The definition of a deactivated weapon is as follows:
Altering of key components of the weapon in such a way that, as the 1988 Firearms (Amendment) Act states 'it has been rendered incapable of discharging any shot, bullet or other weapon and has consequently ceased to be a firearm within the meaning of the Act'.
Legal deactivation does not necessarily involve submitting the weapon to a Proof House
. Deactivation proofing provides 'evidential proof' that a weapon has been deactivated, BUT IT IS NOT A LEGAL REQUIREMENT FOR THE DEACTIVATION OF A FIREARM IN THIS COUNTRY
. In short any deactivated weapon can be legal as long as it meets the requirements in point 1 above. A deactivated weapon can only be illegal if it can be shown (proved) that it is indeed capable of discharging a shot, bullet or other weapon. The Home Office Publication, Firearms Law Guidance to the Police quotes in section 2.3:

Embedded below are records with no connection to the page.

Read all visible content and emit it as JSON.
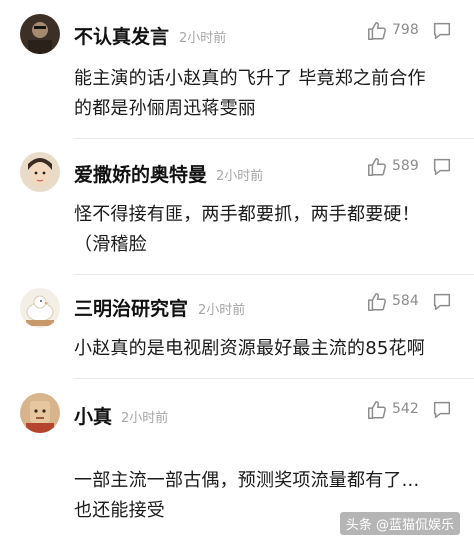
{
  "comments": [
    {
      "username": "不认真发言",
      "time": "2小时前",
      "likes": "798",
      "lines": [
        "能主演的话小赵真的飞升了 毕竟郑之前合作",
        "的都是孙俪周迅蒋雯丽"
      ],
      "avatar_color": "#5a4a3a"
    },
    {
      "username": "爱撒娇的奥特曼",
      "time": "2小时前",
      "likes": "589",
      "lines": [
        "怪不得接有匪，两手都要抓，两手都要硬！",
        "（滑稽脸"
      ],
      "avatar_color": "#d9c3a6"
    },
    {
      "username": "三明治研究官",
      "time": "2小时前",
      "likes": "584",
      "lines": [
        "小赵真的是电视剧资源最好最主流的85花啊"
      ],
      "avatar_color": "#f0ebe2"
    },
    {
      "username": "小真",
      "time": "2小时前",
      "likes": "542",
      "lines": [
        "一部主流一部古偶，预测奖项流量都有了...",
        "也还能接受"
      ],
      "avatar_color": "#c9a27a"
    }
  ],
  "icons": {
    "like": "thumbs-up-icon",
    "reply": "speech-bubble-icon"
  },
  "watermark": "头条 @蓝猫侃娱乐"
}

2.3 Section 8 of the 1988 Act provides that, unless it can be shown otherwise, a firearm which has been deactivated to a standard approved by the Secretary of State so that it is incapable of discharging any shot bullet or other missile, is presumed not to be a firearm within the meaning of the principal Act and therefore not subject to control if it bears a mark approved by the Secretary of State for denoting that fact. The 1988 Act requires that one of the two Proof Houses or some other person designed by the Secretary of State has marked the firearm and certified in writing that it has been deactivated to the approved standard.

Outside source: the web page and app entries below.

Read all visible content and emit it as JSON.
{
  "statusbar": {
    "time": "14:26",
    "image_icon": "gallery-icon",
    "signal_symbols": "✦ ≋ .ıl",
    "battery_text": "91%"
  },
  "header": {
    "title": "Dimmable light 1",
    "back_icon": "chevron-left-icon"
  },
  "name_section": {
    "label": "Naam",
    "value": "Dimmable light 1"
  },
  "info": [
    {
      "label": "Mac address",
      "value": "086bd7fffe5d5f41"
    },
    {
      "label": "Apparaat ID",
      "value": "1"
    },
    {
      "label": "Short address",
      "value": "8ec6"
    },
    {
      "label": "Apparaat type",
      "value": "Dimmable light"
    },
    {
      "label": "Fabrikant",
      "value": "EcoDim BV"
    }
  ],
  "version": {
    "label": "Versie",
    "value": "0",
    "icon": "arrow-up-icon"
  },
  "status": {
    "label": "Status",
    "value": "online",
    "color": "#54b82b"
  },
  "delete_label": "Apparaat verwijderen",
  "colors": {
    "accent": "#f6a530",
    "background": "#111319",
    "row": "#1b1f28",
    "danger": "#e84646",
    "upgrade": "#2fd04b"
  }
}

Section 8 is an evidential provision and does not preclude the possibility that a firearm which has been deactivated in some other manner may also have ceased to be a firearm within the meaning of the principal Act.

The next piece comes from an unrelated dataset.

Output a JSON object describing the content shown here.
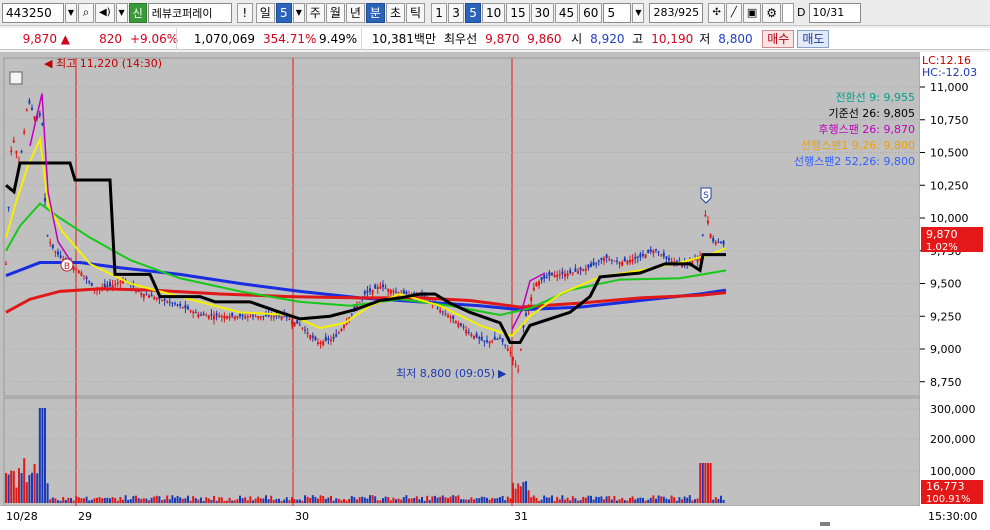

We also benefit from the European Weapons Directive 91/477 EEC which was subsumed into UK law by virtue of the 1992 Firearms Act. This directive forms the minimum standard of Firearms control throughout the EEC. It states:
(a)“ For the Purposes of this Annex objects which correspond to the definition of a firearm shall not be included in that definition if they:
have been rendered permanently unfit for use by the application of technical procedures which are guaranteed by an official body or recognised by such a body;"
Therefore weapons proofed as inert or deactivated in other countries (by an official body) may be perfectly legal as long as they conform to the requirements of point 1 above and contain no functional component parts - see below.
Most weapon accessories can be sold legally. However, the law regarding component parts is more complex and open to some interpretation. The actual European Weapons Directive definition of a component part covers only the breech closing mechanism, the chamber and the barrel of the firearm. However, although it is not specifically stated in our firearms laws, Home Office guidance as well as rulings from past court proceedings would suggest that a component part be considered as any part required to fire a weapon. This would specifically include parts which have been manufactured uniquely for a particular weapon, e.g. bolt/extractor, bolt carrier, trigger mechanism/parts, firing pin, receiver, barrel, gas piston and charging handle. Parts not considered to be component parts would be stocks/grips, magazines, sights and springs.
Please note that under the 1968 Firearms Act the definition of a firearm extends beyond simply a gun and its component parts to include:
any accessory to any such weapon designed or adapted to diminish noise or flash caused by firing the weapon;..
This would include flash eliminators and sound suppressors. It is particularly ridiculous that a small piece of metal on the end of a barrel (flash eliminator) could be considered a weapon in its own right, but it is! Remember however, that both of these components (being classed as firearms) can be owned legally if they have been deactivated in line with point 1 at the top of this page.